_Work item_
Scan the records below, and wherever a line has the word "Noodles", pull it out.

Segment Start: Material supplied

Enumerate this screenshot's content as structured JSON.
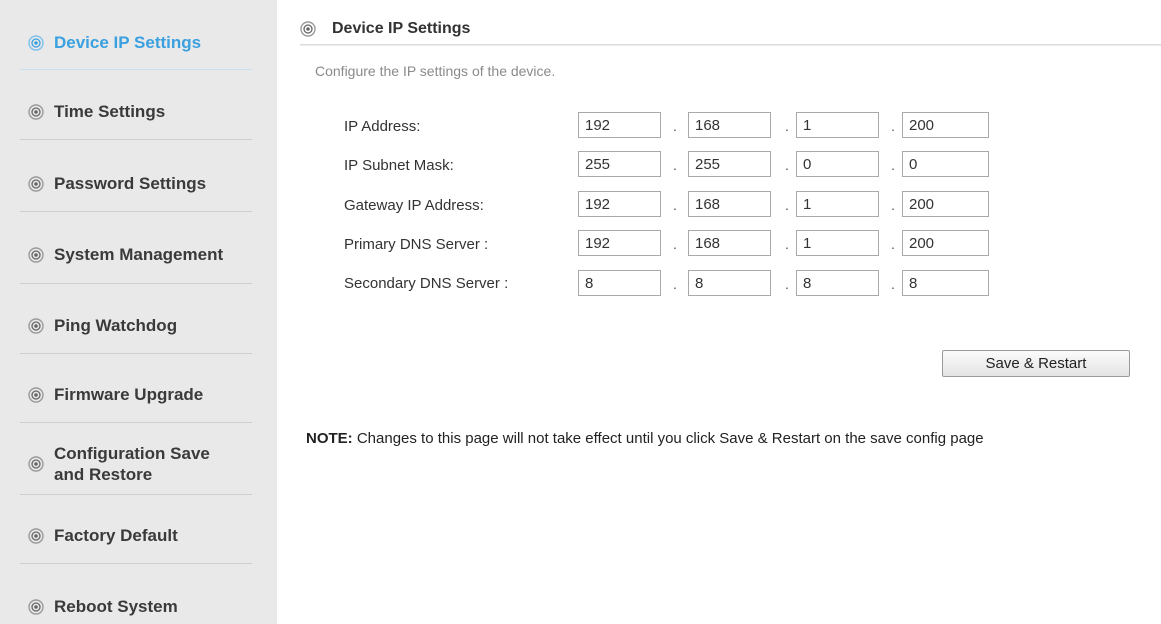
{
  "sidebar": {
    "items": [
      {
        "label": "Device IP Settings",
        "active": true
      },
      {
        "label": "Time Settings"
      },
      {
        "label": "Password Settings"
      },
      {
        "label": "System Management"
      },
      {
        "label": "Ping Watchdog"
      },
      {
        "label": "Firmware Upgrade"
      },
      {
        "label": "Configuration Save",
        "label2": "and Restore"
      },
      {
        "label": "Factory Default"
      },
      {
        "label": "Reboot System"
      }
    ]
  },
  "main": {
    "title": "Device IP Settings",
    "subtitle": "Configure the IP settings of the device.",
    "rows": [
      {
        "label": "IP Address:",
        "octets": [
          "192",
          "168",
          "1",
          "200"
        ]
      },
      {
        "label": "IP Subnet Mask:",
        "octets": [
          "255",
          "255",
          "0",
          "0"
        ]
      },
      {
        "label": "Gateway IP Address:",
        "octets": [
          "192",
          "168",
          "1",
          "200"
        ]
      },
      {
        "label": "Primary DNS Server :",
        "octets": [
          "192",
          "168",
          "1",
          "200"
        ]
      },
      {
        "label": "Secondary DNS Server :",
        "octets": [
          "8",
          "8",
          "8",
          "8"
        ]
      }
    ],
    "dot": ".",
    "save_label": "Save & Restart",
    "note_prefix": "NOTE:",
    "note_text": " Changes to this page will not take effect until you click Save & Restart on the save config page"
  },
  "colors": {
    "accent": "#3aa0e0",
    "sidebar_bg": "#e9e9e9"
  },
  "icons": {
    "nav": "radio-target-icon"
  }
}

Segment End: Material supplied
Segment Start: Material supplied

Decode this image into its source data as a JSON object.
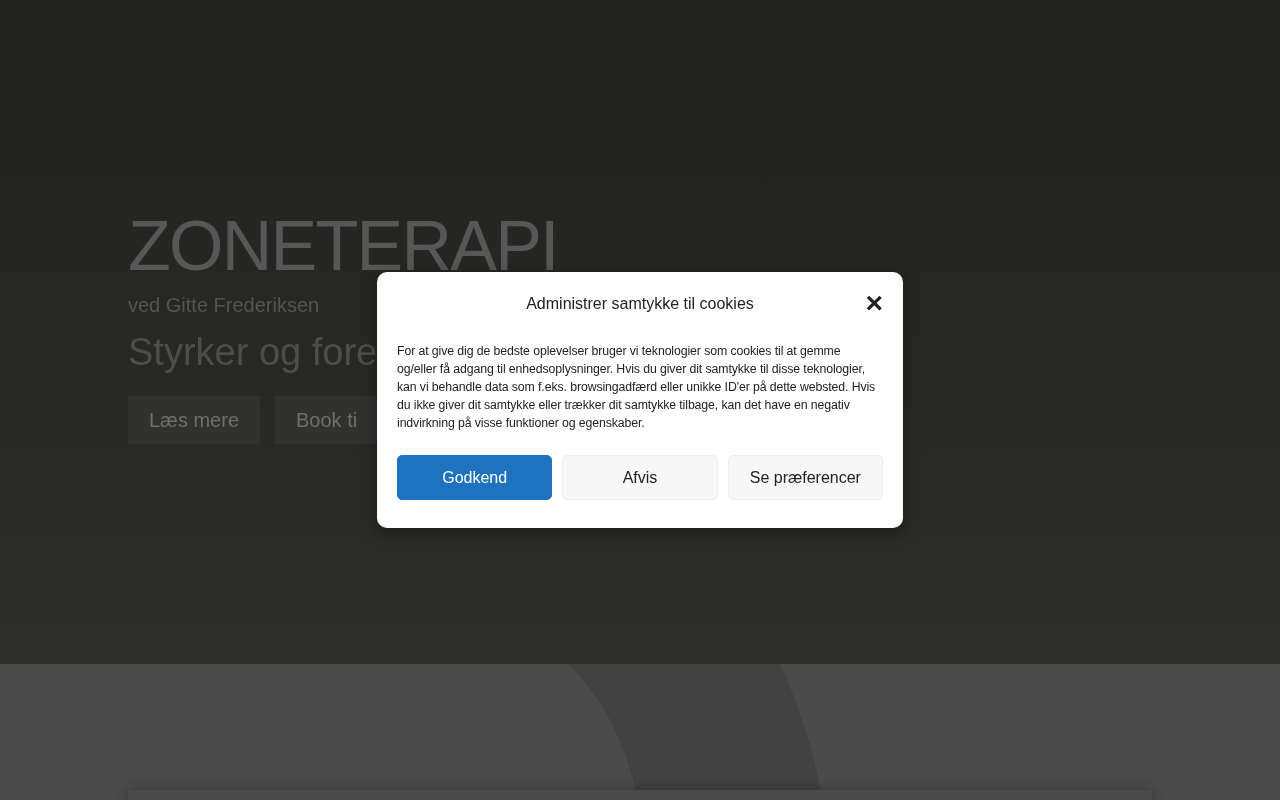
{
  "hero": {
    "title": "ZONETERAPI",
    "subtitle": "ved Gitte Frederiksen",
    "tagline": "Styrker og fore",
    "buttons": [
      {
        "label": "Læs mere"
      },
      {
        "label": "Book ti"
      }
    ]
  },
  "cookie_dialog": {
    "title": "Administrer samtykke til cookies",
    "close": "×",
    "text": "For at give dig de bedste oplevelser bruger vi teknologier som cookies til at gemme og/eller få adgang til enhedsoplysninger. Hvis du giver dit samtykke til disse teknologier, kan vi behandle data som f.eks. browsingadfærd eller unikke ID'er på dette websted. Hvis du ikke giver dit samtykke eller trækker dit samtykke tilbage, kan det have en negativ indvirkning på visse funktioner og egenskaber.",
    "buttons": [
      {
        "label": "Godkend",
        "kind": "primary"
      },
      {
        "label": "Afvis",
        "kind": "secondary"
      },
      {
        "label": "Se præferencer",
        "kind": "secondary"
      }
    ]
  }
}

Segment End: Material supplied
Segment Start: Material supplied

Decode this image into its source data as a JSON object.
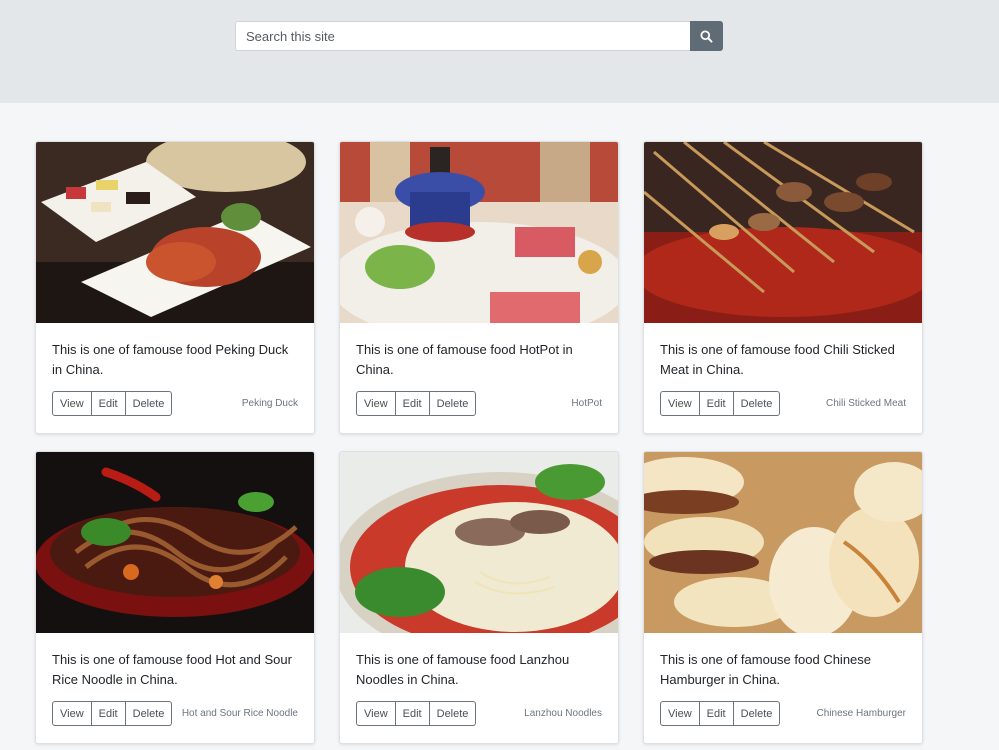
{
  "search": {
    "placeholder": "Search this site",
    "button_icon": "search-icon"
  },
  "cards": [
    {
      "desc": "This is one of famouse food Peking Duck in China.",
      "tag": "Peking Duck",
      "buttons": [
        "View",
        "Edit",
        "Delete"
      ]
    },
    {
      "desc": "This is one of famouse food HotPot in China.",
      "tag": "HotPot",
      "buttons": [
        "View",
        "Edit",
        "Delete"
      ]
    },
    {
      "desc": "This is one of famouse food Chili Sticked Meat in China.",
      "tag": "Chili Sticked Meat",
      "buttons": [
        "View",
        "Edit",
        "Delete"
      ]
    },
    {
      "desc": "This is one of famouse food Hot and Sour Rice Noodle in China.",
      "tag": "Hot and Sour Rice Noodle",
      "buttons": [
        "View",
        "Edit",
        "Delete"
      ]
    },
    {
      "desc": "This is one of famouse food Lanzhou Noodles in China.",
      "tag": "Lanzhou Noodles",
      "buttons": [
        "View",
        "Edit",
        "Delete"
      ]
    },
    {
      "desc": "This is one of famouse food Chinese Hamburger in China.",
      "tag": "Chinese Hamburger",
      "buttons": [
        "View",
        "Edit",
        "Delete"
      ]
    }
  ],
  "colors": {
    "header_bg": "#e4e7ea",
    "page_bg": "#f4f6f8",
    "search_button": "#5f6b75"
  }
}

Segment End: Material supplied

_Task output_
      "desc": "This is one of famouse food Lanzhou Noodles in China.",
      "tag": "Lanzhou Noodles",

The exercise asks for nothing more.